Early one Saturday morning I had a visit from Anna Souter who worked in publicity at the Auckland office of Lands and Survey. Anna said that she was part of a group of people who were members of a local historical society. She had left the others in the tunnels where they were intent on demolishing a brick wall which they believed had been built to conceal a disassembled aeroplane. Anna said that she had tried to reason with them, but that they would not listen to her.

In the tunnel I found a group of about a dozen people who appeared to be led by a man who told me that they had reason to believe that one of the original aircraft from the WW1 era Walsh Brothers flying school had been hidden in the tunnels. I explained that whether or not a concealed aircraft existed, he would need to obtain consent from the Commissioner of Crown Lands before entraining any work on a gazetted Historic Reserve. He and some of his colleagues seemed unconvinced, but I told him that if he persisted in his intention then I would be obliged to call the police. Finally, he agreed to seek the necessary consents and left with his group.

I cannot now recall his name, but he went on to become a Devonport Borough Councilor and pursued his quest for some years. It seems that there had been rumours and myths about a Walsh Brothers aircraft and about ammunition similarly stored in closed tunnels. I gather that in the 1990s, DOC made formal investigations, but nothing was found either on North Head or behind the Torpedo Wharf.

One sunny afternoon the boys and I were flying our kite in the vicinity of the disappearing gun when a crowd of jolly jacks erupted from the huts on the summit to investigate the UFO that had appeared on their radar. Perhaps they thought that they were under attack!

About to close the gate one evening I met an American and four children walking into the reserve and we fell into conversation.
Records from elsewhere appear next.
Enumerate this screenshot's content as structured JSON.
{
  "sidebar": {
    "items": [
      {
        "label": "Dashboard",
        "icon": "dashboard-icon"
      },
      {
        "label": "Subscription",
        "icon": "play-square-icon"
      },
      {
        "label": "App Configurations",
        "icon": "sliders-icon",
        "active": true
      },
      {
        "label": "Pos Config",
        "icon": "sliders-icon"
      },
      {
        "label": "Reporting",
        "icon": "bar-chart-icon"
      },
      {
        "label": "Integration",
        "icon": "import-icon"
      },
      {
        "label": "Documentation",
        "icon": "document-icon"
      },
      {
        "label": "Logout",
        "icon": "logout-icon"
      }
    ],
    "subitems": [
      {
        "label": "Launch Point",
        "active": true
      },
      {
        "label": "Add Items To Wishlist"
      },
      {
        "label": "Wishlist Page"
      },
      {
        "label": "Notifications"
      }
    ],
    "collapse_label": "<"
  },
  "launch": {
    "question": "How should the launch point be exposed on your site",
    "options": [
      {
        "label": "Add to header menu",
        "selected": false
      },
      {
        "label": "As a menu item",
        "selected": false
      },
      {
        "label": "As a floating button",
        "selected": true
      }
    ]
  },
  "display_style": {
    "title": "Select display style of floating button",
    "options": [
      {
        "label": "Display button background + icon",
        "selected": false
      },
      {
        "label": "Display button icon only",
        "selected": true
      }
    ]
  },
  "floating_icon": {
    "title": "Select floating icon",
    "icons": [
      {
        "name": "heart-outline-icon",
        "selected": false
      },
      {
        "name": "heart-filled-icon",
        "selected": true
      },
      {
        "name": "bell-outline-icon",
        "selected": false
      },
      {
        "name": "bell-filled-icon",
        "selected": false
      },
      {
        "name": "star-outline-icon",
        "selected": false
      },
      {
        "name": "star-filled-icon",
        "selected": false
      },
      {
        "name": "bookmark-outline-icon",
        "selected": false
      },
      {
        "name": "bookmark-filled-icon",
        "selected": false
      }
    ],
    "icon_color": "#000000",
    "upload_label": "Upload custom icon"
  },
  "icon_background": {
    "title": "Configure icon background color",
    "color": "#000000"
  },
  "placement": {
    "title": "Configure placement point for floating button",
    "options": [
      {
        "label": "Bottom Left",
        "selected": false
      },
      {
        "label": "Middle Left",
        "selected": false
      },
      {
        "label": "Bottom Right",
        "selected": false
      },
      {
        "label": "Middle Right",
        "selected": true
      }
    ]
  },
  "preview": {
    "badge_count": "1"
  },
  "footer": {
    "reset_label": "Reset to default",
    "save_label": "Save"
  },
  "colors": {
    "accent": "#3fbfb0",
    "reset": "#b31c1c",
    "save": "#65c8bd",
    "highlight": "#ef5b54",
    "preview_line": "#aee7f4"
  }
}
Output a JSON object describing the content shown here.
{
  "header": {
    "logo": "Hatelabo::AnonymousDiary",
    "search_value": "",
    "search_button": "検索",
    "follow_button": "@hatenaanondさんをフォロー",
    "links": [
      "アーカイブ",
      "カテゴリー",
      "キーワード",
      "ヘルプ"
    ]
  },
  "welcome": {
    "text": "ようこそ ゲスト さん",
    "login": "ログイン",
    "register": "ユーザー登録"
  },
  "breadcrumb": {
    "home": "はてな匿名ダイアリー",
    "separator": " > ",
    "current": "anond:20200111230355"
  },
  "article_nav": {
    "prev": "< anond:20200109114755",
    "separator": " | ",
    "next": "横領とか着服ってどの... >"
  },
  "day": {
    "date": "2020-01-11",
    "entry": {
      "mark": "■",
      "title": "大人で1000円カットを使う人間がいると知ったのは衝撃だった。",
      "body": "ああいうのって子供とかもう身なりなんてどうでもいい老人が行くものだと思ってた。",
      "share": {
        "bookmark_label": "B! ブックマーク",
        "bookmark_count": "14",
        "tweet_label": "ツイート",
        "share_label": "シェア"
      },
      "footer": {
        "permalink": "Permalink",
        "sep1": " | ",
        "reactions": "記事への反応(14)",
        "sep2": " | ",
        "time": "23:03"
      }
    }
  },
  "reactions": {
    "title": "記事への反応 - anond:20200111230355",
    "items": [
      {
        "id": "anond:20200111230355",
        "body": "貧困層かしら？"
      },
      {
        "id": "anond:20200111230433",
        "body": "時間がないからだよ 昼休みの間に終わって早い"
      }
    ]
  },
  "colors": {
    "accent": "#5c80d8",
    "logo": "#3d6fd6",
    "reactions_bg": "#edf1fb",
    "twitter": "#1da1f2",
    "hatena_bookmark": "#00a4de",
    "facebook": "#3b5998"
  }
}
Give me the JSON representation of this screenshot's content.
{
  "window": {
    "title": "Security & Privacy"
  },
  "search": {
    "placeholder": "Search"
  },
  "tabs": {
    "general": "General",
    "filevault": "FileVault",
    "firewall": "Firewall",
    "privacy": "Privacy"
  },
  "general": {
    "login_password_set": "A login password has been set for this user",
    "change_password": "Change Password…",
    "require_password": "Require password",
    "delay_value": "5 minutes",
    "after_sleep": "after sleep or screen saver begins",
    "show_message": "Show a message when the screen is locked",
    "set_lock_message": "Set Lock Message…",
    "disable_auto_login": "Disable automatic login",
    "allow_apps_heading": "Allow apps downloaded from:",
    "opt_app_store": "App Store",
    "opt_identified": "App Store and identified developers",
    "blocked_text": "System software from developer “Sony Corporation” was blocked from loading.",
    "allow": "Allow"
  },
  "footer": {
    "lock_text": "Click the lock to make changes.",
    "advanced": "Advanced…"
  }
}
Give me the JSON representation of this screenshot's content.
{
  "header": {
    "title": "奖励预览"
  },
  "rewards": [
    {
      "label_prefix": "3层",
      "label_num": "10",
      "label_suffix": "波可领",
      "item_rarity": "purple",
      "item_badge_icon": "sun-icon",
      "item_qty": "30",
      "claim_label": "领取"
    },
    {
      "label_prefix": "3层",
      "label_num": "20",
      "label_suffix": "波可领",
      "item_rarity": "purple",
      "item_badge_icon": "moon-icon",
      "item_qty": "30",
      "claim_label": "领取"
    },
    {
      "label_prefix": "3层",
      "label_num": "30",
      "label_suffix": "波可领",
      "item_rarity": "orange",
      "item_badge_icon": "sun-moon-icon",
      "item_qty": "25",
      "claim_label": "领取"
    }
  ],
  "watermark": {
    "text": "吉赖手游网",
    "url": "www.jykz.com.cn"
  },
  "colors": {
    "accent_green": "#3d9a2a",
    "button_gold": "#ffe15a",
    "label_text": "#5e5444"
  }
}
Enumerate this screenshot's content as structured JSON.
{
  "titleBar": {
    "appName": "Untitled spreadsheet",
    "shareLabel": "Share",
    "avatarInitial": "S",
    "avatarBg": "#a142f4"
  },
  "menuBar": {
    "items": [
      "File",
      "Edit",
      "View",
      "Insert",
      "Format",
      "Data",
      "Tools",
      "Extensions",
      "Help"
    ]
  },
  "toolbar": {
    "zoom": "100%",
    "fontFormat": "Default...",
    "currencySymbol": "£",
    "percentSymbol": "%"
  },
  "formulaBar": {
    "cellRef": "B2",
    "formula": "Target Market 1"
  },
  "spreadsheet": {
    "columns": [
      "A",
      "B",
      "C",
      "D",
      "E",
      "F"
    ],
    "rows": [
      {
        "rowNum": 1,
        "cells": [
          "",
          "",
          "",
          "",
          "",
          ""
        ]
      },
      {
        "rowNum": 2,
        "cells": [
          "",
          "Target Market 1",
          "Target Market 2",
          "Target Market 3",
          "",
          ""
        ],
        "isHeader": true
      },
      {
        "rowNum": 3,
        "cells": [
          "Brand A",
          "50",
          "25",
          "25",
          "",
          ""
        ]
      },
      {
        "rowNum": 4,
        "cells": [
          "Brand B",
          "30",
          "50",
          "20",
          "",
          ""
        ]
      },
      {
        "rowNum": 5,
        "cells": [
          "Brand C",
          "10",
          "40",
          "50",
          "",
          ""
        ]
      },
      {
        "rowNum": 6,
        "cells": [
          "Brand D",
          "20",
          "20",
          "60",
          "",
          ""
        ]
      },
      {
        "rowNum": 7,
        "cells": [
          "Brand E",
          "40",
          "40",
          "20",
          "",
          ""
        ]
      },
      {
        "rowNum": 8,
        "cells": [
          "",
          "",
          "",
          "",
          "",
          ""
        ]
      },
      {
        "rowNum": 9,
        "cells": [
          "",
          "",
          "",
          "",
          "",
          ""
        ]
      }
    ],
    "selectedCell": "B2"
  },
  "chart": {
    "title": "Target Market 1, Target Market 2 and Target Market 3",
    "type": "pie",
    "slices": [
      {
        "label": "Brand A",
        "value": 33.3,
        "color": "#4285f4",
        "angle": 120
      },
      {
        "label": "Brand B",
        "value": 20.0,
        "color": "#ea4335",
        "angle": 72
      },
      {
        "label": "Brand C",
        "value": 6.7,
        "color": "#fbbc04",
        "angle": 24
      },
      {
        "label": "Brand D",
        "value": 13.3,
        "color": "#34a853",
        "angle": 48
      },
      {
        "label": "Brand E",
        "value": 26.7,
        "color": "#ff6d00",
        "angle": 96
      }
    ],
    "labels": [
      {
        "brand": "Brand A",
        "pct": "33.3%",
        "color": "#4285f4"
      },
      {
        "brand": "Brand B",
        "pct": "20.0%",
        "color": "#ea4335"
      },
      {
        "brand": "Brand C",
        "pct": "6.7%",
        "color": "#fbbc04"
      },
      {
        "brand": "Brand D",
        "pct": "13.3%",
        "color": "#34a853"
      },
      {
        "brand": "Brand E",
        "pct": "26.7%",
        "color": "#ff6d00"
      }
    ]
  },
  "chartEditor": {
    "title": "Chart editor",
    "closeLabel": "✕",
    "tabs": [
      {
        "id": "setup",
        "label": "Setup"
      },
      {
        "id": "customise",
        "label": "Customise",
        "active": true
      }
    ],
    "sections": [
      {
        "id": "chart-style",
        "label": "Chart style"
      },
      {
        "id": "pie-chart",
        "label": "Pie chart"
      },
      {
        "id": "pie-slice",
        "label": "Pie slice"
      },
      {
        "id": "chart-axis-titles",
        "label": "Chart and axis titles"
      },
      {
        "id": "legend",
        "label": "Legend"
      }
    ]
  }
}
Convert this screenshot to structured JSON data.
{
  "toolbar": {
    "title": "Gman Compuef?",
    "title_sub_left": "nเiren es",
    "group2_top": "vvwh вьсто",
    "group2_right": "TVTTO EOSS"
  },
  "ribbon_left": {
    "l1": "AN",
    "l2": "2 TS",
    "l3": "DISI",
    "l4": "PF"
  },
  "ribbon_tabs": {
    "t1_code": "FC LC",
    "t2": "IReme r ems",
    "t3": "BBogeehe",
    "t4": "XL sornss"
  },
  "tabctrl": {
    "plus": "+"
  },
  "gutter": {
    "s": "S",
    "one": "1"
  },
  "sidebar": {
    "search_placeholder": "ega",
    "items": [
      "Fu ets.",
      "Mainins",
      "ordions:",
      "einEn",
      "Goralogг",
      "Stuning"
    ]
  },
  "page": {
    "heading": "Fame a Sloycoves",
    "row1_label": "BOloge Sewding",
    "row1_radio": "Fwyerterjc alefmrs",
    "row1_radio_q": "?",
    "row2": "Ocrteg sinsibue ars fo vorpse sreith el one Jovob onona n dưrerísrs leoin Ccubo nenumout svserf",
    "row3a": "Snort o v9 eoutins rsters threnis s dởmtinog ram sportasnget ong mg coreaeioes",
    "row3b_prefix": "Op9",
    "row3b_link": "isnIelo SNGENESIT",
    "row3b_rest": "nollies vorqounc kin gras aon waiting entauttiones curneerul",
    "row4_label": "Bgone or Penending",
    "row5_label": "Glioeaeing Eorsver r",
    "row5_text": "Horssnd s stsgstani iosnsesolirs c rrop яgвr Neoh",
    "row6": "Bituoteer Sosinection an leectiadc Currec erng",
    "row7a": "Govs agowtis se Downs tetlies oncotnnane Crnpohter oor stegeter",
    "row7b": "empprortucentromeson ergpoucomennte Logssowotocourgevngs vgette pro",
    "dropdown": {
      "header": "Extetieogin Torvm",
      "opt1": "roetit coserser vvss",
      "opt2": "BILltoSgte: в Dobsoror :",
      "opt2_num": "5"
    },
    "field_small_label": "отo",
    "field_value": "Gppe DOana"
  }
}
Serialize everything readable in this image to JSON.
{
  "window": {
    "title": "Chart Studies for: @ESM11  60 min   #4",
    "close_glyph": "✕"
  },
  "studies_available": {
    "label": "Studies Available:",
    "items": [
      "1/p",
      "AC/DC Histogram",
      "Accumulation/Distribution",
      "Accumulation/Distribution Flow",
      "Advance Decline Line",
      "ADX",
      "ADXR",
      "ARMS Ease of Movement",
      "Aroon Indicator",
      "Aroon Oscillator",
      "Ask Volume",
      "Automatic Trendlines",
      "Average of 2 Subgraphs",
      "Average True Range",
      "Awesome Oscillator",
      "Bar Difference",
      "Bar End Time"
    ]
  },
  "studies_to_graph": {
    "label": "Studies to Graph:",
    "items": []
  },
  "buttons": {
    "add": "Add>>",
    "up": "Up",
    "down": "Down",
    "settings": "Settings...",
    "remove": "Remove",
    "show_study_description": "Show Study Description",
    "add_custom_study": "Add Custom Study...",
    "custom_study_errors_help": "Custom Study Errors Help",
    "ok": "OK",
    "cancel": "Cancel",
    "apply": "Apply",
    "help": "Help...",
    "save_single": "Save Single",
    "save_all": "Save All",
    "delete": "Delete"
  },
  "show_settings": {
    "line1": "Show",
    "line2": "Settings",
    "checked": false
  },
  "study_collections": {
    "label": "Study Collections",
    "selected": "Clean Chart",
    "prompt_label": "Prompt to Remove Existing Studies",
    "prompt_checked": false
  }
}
It seemed that the family were staying at a friend house in Takarunga Road and he was looking for work. Since Bob Watson had left, Dr Bill Quigley became the second casual worker. We started on a brick laying job right away, bricking up an embrasure in pill box at the foot of the caretaker’s garden. I’d been aware since moving in that there was a considerable drop to the rocks on the foreshore and when my boys and their friends discovered the possibilities, it was time to take preventative measures.

Working around the disappearing gun one day I turned just in time to witness a Navy Wasp helicopter descend gracefully into the Waitemata harbour. I later heard that the crew was rescued and that no one was injured.

Towards the end of 1974, a ranger position at Kerikeri was advertised, I applied and was interviewed. The position was very popular and there were a considerable number of applicants, but after some weeks I learned that I had been appointed.


Copyright: G J Wright